Architecture Appreciation: Oxlade Drive New Farm
Architects: James Russell Architect
Location: Brisbane QLD, Australia
Design Team: James Russell, Andrew Shindler & John Ellway
Area: 210.0 sqm
Photographs: Toby Scott
From the architect. The Oxlade Drive House is situated in a low lying area at the southern tip of New Farm peninsula in Brisbane. The house and courtyards are elevated slightly above natural ground to deal with flooding of the Brisbane River, flooding which occurred during its construction in 2010.
A modest budget is part of most of our projects. In this case the clients were considering a Metricon house. A basic three bed house for $450,000.
With a budget 20% above that of a speculative home we could massage areas to include:
– A place for Matt to work or friends and family to stay;
– A home that is socially interactive within family and to the broader community;
– A home that will cope with sun, rain and flood for 50 to 100 years with little maintenance;
– A home that is comfortable all year with out mechanical heating or cooling.
The house is configured as a series of two story pavilions that run down the depth of the block, each separated by a courtyard containing landscape, gathering spaces and a pool.

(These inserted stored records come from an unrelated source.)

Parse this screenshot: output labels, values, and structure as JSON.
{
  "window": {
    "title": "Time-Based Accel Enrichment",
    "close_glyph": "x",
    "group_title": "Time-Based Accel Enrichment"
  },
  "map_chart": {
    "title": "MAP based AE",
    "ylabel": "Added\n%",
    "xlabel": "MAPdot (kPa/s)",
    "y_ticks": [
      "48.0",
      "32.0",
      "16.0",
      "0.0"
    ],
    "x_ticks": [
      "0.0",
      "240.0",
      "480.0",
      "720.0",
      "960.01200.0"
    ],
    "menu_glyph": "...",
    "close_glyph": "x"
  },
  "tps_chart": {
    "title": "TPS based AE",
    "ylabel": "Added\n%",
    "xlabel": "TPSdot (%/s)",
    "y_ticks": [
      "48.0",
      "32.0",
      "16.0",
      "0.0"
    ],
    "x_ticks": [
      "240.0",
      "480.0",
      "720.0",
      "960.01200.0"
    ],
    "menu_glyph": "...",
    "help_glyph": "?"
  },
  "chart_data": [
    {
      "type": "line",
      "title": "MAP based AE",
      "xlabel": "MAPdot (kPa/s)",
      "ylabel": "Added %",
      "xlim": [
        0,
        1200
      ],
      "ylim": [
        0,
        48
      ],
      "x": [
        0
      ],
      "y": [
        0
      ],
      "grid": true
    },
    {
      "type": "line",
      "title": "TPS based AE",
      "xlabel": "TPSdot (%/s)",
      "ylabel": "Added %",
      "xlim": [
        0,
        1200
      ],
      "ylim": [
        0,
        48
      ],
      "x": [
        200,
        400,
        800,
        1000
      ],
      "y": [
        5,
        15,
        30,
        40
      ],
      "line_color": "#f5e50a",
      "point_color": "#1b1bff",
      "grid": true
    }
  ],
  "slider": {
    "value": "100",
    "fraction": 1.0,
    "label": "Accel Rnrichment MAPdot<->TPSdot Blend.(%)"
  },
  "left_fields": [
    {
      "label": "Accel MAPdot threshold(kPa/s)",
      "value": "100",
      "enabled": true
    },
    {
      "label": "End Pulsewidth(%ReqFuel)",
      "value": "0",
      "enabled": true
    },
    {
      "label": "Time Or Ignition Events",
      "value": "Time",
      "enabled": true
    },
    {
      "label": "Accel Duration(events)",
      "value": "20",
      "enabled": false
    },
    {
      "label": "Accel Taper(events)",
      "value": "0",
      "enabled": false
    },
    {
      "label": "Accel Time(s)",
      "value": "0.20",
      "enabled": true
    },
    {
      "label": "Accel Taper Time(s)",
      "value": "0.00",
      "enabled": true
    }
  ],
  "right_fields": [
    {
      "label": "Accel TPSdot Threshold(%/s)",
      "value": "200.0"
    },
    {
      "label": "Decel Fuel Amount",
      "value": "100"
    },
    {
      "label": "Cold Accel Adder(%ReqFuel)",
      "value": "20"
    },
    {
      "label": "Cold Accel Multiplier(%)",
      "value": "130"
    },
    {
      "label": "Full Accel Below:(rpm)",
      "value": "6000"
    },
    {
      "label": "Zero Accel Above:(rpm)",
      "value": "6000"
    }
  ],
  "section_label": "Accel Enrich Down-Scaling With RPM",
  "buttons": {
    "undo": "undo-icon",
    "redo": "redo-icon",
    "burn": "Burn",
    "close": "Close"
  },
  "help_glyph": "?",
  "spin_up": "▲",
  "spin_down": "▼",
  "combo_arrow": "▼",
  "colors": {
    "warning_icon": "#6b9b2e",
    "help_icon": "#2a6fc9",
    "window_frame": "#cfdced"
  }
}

The external face of pavilions and courtyards (walls & roof) are covered by shade cloth. The shade cloth covered courtyards provide protection from sun, insects and neighboring unit blocks.
The elevated timber pavilion to the street housing the master bedroom incorporates a pitched roof and screened verandah, a response to the local character. The middle pavilion incorporates living areas on the lower floor and children’s bedrooms on the upper floor. Bedrooms have interconnecting doors to change these spaces from sleep to a large play area that looks over and connects to the lower courtyards. The rear pavilion adjacent to pool is a retreat space that can be used as office, library or space to host visiting family members.
“Oxlade Drive House / James Russell Architect” 17 Jul 2014. ArchDaily. Accessed 10 Nov 2014. <http://www.archdaily.com/?p=525968>